ICSC Panel: Coworking Is ‘Four Seasons vs. Bellagio’
Coworking has become such a gargantuan industry that it’s sometimes difficult to believe there’s room in the market for the dozens of operators that have cropped up over the last six years.
The operators are apparently not worried.
“There’s a customer for the Four Seasons, there’s a customer for a Marriott, there’s a customer for the Bellagio and it all lends itself to who that customer is,” said Justin Stewart, co-founder and president of Industrious, who sat with Preston Pesek, co-founder and CEO of Spacious. The two spoke about their respective business models and what’s next with Amanda Murray, platform manager for U.S. markets at Cushman & Wakefield during a panel at ICSC.
“For us, the customer is usually the later-stage company with an average age of 39, 40 while WeWork lends itself to 24, 25, 26,” Stewart continued. “So, there is almost a 14- or 15-year age gap and because of that, our space is understated. Understated [means wanting] to showcase the brands that are coming to us, rather than putting Industrious all over the walls.”
Though the coworking sector has existed since the mid 1970s, as Murray pointed out, the offering has exploded over the past 5 to 10 years as technology and worker preferences make having to be in a traditional office less of a necessity.
“When we entered Chicago in 2013, we were the third coworking company. Fast forward to 2019, there’s 87 different coworking companies in Chicago,” Stewart said. “That statistic lends itself to any big city across the country.”
To further extend the analogy of the hotels (most of which were just down the strip), the Fortune 500 companies that utilize Industrious want a highly amenitized feel, like a Four Seasons, but, unlike startups or the image of coworking of years past, there are “[fewer] events, [fewer] kegs in the corner, music in the hallways.”
“It’s not fun, but it’s productive and I think that real companies [know] is that fun only lasts so long, it’s that productivity that really lends itself to what group you go to,” he said.
The model itself continues to evolve, with Industrious offering its services at retail malls through its partnerships with Macerich and Seritage Growth Properties, as Commercial Observer recently reported. The company is also pairing up with Equinox to offer coworking at its fitness clubs, starting with Hudson Yards in New York.
Customers are responding. Stewart said that for its less traditional offerings, which all have a dedicated separate entrance, and for its retail locations, it takes an average of just two to three months to fill up membership versus the typical nine months for its office locations. In addition, for the first Equinox location, he said there’s already a waiting list to sign on.

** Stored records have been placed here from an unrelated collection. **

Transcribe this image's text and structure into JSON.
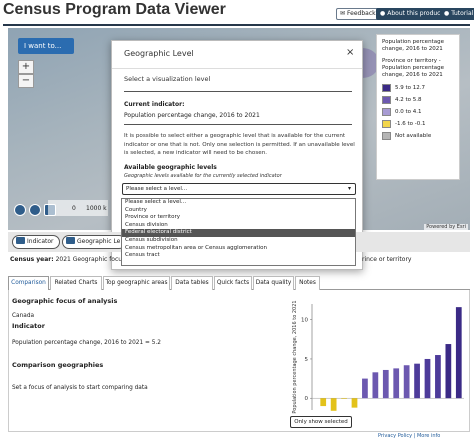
{
  "header": {
    "title": "Census Program Data Viewer",
    "feedback_label": "Feedback",
    "about_label": "About this product",
    "tutorial_label": "Tutorial"
  },
  "map": {
    "i_want_label": "I want to...",
    "zoom_in": "+",
    "zoom_out": "−",
    "scale_left": "0",
    "scale_right": "1000 k",
    "powered_by": "Powered by Esri"
  },
  "legend": {
    "title": "Population percentage change, 2016 to 2021",
    "subtitle": "Province or territory - Population percentage change, 2016 to 2021",
    "items": [
      {
        "label": "5.9 to 12.7",
        "color": "#3b2a86"
      },
      {
        "label": "4.2 to 5.8",
        "color": "#6c58b0"
      },
      {
        "label": "0.0 to 4.1",
        "color": "#a79bd3"
      },
      {
        "label": "-1.6 to -0.1",
        "color": "#f2d64b"
      },
      {
        "label": "Not available",
        "color": "#b5b5b5"
      }
    ]
  },
  "modal": {
    "title": "Geographic Level",
    "subtitle": "Select a visualization level",
    "current_indicator_label": "Current indicator:",
    "current_indicator_value": "Population percentage change, 2016 to 2021",
    "paragraph": "It is possible to select either a geographic level that is available for the current indicator or one that is not. Only one selection is permitted. If an unavailable level is selected, a new indicator will need to be chosen.",
    "available_label": "Available geographic levels",
    "available_hint": "Geographic levels available for the currently selected indicator",
    "select_value": "Please select a level...",
    "close": "×"
  },
  "dropdown": {
    "options": [
      {
        "label": "Please select a level...",
        "selected": false
      },
      {
        "label": "Country",
        "selected": false
      },
      {
        "label": "Province or territory",
        "selected": false
      },
      {
        "label": "Census division",
        "selected": false
      },
      {
        "label": "Federal electoral district",
        "selected": true
      },
      {
        "label": "Census subdivision",
        "selected": false
      },
      {
        "label": "Census metropolitan area or Census agglomeration",
        "selected": false
      },
      {
        "label": "Census tract",
        "selected": false
      }
    ]
  },
  "toolbar": {
    "indicator_label": "Indicator",
    "geo_level_label": "Geographic Le"
  },
  "info": {
    "census_year_label": "Census year:",
    "census_year_value": "2021 Geographic focus",
    "geo_right": "rince or territory"
  },
  "tabs": [
    {
      "label": "Comparison",
      "active": true
    },
    {
      "label": "Related Charts",
      "active": false
    },
    {
      "label": "Top geographic areas",
      "active": false
    },
    {
      "label": "Data tables",
      "active": false
    },
    {
      "label": "Quick facts",
      "active": false
    },
    {
      "label": "Data quality",
      "active": false
    },
    {
      "label": "Notes",
      "active": false
    }
  ],
  "panel": {
    "geo_focus_heading": "Geographic focus of analysis",
    "geo_focus_value": "Canada",
    "indicator_heading": "Indicator",
    "indicator_value": "Population percentage change, 2016 to 2021 = 5.2",
    "comparison_heading": "Comparison geographies",
    "comparison_text": "Set a focus of analysis to start comparing data",
    "only_selected_label": "Only show selected"
  },
  "chart_data": {
    "type": "bar",
    "ylabel": "Population percentage change, 2016 to 2021",
    "ylim": [
      -1.5,
      12
    ],
    "yticks": [
      10,
      5,
      0
    ],
    "values": [
      -1.0,
      -1.6,
      0.0,
      -1.2,
      2.5,
      3.3,
      3.6,
      3.8,
      4.2,
      4.4,
      5.0,
      5.5,
      6.9,
      11.6
    ],
    "colors": [
      "#e3c21a",
      "#e3c21a",
      "#e3c21a",
      "#e3c21a",
      "#6c58b0",
      "#6c58b0",
      "#6c58b0",
      "#6c58b0",
      "#6c58b0",
      "#4d3b9a",
      "#4d3b9a",
      "#4d3b9a",
      "#3b2a86",
      "#3b2a86"
    ]
  },
  "footer": {
    "privacy": "Privacy Policy",
    "more": "More info"
  }
}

The customer for Spacious is also typically older, around 39, said Preston, who views his offering as a perk companies can offer employees while still maintaining a traditional office. The platform, which finds its coworking locations by renting out premium restaurant space in eateries that do not open until 5 p.m., typically charges $20 a day or $150 per month, so ends up being less of a commitment than other players like Industrious.
“I like to say we are five times better than a coffee shop, but not ten times better,” said Preston, speaking about the lower cost per entry for companies utilizing his service. At every location, he said, there are three key elements needed to accommodate the way people can work today.
“We’ve all had the experience of wandering around the city and running out of your cell phone battery, [or] you have to use the bathroom [or] there’s no Wi-Fi and that’s the experience we are solving for and that is the way the world is in the city, in this century,” he said. “In the Stone Age it was food, shelter, water and in the Information Age, it’s Wi-Fi, coffee and power. I think there is a huge opportunity for real estate landlords, listing brokers [and] operators to accommodate these entirely new modalities.”